It's interesting how everyone is giving the credit to Intel for something that was clearly developed (or at the very least, theorised) elsewhere. I'm sure it's not the first - or last time - that will happen.
And much of the advances Intel make in their manufacturing process are only necessary because of the crap design of their IA architecture. Whether this startup is right or wrong, it's beyond doubt that Intel have made many mistakes in the past and still live with the cost of most of them today.
Interesting - but no mention of clock speed
OK, I get the low power benefits - but they are nothing if this device cannot switch at Ghz (or at least high 100's of Mhz).
Intel are the incumbents
and it is in their interests to support the status quo - protects the license revenue as Lance says and maximises the returns on investments already made. It is up to new entrants to be disruptive (and take more of the risks); this is not just complacency on Intel's part - their resources are huge but not infinite and they cannot do everything. Intel's business practices often limit the reach of their technical prowess (marketing trumps engineering) - look at ARM's continued dominance of the low-power space (Intel was an ARM licensee but dropped out and gave that business away) and also Intel's marketing boys hobbling the Atom chip.

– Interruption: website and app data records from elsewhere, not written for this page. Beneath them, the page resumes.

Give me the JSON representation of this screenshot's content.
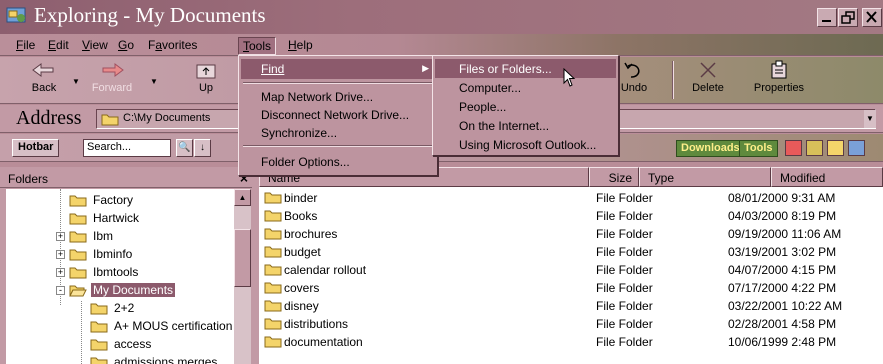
{
  "window": {
    "title": "Exploring - My Documents",
    "controls": [
      "minimize",
      "maximize",
      "close"
    ]
  },
  "menubar": {
    "items": [
      {
        "label": "File",
        "key": "F"
      },
      {
        "label": "Edit",
        "key": "E"
      },
      {
        "label": "View",
        "key": "V"
      },
      {
        "label": "Go",
        "key": "G"
      },
      {
        "label": "Favorites",
        "key": "a"
      },
      {
        "label": "Tools",
        "key": "T"
      },
      {
        "label": "Help",
        "key": "H"
      }
    ]
  },
  "toolbar": {
    "back": "Back",
    "forward": "Forward",
    "up": "Up",
    "undo": "Undo",
    "delete": "Delete",
    "properties": "Properties"
  },
  "address": {
    "label": "Address",
    "value": "C:\\My Documents"
  },
  "links": {
    "hotbar": "Hotbar",
    "search_value": "Search...",
    "downloads": "Downloads",
    "tools": "Tools"
  },
  "tools_menu": {
    "items": [
      {
        "label": "Find",
        "active": true,
        "submenu": true
      },
      {
        "label": "Map Network Drive..."
      },
      {
        "label": "Disconnect Network Drive..."
      },
      {
        "label": "Synchronize..."
      },
      {
        "label": "Folder Options..."
      }
    ]
  },
  "find_submenu": {
    "items": [
      {
        "label": "Files or Folders...",
        "active": true
      },
      {
        "label": "Computer..."
      },
      {
        "label": "People..."
      },
      {
        "label": "On the Internet..."
      },
      {
        "label": "Using Microsoft Outlook..."
      }
    ]
  },
  "folders_pane": {
    "title": "Folders",
    "close": "×",
    "tree": [
      {
        "label": "Factory",
        "level": 2,
        "expander": null
      },
      {
        "label": "Hartwick",
        "level": 2,
        "expander": null
      },
      {
        "label": "Ibm",
        "level": 2,
        "expander": "+"
      },
      {
        "label": "Ibminfo",
        "level": 2,
        "expander": "+"
      },
      {
        "label": "Ibmtools",
        "level": 2,
        "expander": "+"
      },
      {
        "label": "My Documents",
        "level": 2,
        "expander": "-",
        "selected": true
      },
      {
        "label": "2+2",
        "level": 3,
        "expander": null
      },
      {
        "label": "A+ MOUS certification",
        "level": 3,
        "expander": null
      },
      {
        "label": "access",
        "level": 3,
        "expander": null
      },
      {
        "label": "admissions merges",
        "level": 3,
        "expander": null
      }
    ]
  },
  "list": {
    "columns": [
      "Name",
      "Size",
      "Type",
      "Modified"
    ],
    "rows": [
      {
        "name": "binder",
        "size": "",
        "type": "File Folder",
        "modified": "08/01/2000 9:31 AM"
      },
      {
        "name": "Books",
        "size": "",
        "type": "File Folder",
        "modified": "04/03/2000 8:19 PM"
      },
      {
        "name": "brochures",
        "size": "",
        "type": "File Folder",
        "modified": "09/19/2000 11:06 AM"
      },
      {
        "name": "budget",
        "size": "",
        "type": "File Folder",
        "modified": "03/19/2001 3:02 PM"
      },
      {
        "name": "calendar rollout",
        "size": "",
        "type": "File Folder",
        "modified": "04/07/2000 4:15 PM"
      },
      {
        "name": "covers",
        "size": "",
        "type": "File Folder",
        "modified": "07/17/2000 4:22 PM"
      },
      {
        "name": "disney",
        "size": "",
        "type": "File Folder",
        "modified": "03/22/2001 10:22 AM"
      },
      {
        "name": "distributions",
        "size": "",
        "type": "File Folder",
        "modified": "02/28/2001 4:58 PM"
      },
      {
        "name": "documentation",
        "size": "",
        "type": "File Folder",
        "modified": "10/06/1999 2:48 PM"
      }
    ]
  },
  "colors": {
    "theme_mauve": "#c29aa5",
    "highlight": "#8c5a6c",
    "folder_yellow": "#f4d46a"
  }
}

Marketing also dictates a "black and white" approach - something has to win and all the alternatives must lose so Intel try to pick the winner (e.g. FinFET) and have to back it. From that point, everything else has to be inferior or the powerpoint slides don't stack up.
Microsoft is a direct and obvious comparison - although Intel has far greater research chops than they do; MS will defend the PC (and Windows and .Net) to the death and are frantically playing catch-up with on mulitple fronts (Metro UI, Bing, Win on ARM, ...).
Power consumption is a big issue and this new lot will do well from noticing that. I hope.
It would be interesting
to see how power effciency rates against that good ol' kilo of wetware.
Yeah, yeah, apples & oranges I know - but it would be kinda cool all the same.
- Geek's Guide to Britain INSIDE GCHQ: Welcome to Cheltenham's cottage industry
- 'Catastrophic failure' of 3D-printed gun in Oz Police test
- Game Theory Is the next-gen console war already One?
- BBC suspends CTO after it wastes £100m on doomed IT system
- Peak Facebook: British users lose their Liking for Zuck's ad empire